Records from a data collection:
------------------------------------

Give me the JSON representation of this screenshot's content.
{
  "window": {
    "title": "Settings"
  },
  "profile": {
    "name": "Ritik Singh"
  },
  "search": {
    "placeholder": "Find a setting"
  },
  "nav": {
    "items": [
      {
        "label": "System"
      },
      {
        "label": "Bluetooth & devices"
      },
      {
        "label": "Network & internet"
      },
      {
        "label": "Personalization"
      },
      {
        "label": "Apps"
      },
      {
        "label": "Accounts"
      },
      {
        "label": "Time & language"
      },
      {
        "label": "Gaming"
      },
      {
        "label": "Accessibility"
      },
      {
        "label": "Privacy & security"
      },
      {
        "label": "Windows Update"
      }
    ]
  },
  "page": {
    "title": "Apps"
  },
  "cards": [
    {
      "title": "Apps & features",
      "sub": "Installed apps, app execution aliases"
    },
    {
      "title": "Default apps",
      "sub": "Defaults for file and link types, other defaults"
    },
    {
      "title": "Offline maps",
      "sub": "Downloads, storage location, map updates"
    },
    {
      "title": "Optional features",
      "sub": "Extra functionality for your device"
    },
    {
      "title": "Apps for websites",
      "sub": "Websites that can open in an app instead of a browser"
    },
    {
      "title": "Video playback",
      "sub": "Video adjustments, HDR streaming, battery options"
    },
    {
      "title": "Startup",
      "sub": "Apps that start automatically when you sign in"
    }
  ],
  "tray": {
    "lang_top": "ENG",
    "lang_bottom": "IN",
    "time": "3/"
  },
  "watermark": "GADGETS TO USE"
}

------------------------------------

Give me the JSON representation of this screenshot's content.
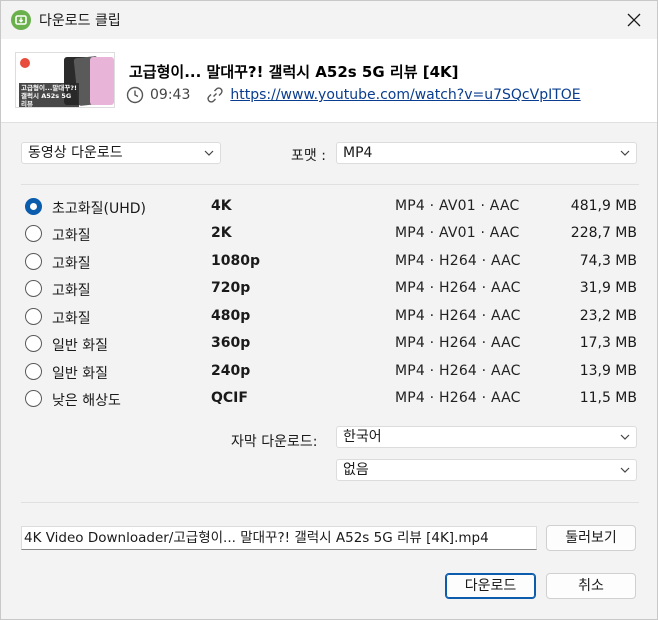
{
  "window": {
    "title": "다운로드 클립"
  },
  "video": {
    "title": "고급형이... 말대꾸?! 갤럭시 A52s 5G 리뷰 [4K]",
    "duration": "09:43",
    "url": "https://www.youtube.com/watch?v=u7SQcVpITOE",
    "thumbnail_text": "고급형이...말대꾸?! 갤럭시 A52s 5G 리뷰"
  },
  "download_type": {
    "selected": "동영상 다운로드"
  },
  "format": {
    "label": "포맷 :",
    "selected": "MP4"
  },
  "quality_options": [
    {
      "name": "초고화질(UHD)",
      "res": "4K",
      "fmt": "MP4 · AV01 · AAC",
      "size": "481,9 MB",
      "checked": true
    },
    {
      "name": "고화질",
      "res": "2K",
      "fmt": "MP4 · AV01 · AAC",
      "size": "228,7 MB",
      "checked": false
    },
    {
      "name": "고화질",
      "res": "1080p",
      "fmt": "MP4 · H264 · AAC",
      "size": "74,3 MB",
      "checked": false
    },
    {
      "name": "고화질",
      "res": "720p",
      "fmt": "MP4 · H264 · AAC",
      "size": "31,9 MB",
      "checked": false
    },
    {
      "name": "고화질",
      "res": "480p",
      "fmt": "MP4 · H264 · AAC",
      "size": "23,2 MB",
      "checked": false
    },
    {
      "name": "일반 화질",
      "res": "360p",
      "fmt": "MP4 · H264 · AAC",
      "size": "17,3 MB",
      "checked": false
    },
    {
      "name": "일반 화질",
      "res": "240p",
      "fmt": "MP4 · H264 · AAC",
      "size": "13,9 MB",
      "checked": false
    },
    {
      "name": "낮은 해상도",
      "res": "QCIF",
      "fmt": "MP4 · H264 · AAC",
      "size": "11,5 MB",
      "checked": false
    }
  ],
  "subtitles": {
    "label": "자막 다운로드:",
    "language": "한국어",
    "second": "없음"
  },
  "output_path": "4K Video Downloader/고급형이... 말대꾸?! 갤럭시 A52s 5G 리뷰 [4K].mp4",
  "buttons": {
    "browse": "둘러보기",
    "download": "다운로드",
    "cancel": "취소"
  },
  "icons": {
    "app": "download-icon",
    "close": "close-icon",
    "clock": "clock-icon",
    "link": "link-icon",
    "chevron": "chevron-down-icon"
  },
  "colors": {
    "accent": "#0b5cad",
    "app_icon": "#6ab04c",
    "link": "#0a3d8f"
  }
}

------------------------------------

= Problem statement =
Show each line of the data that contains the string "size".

= Written solution =
      "size": "481,9 MB",
      "size": "228,7 MB",
      "size": "74,3 MB",
      "size": "31,9 MB",
      "size": "23,2 MB",
      "size": "17,3 MB",
      "size": "13,9 MB",
      "size": "11,5 MB",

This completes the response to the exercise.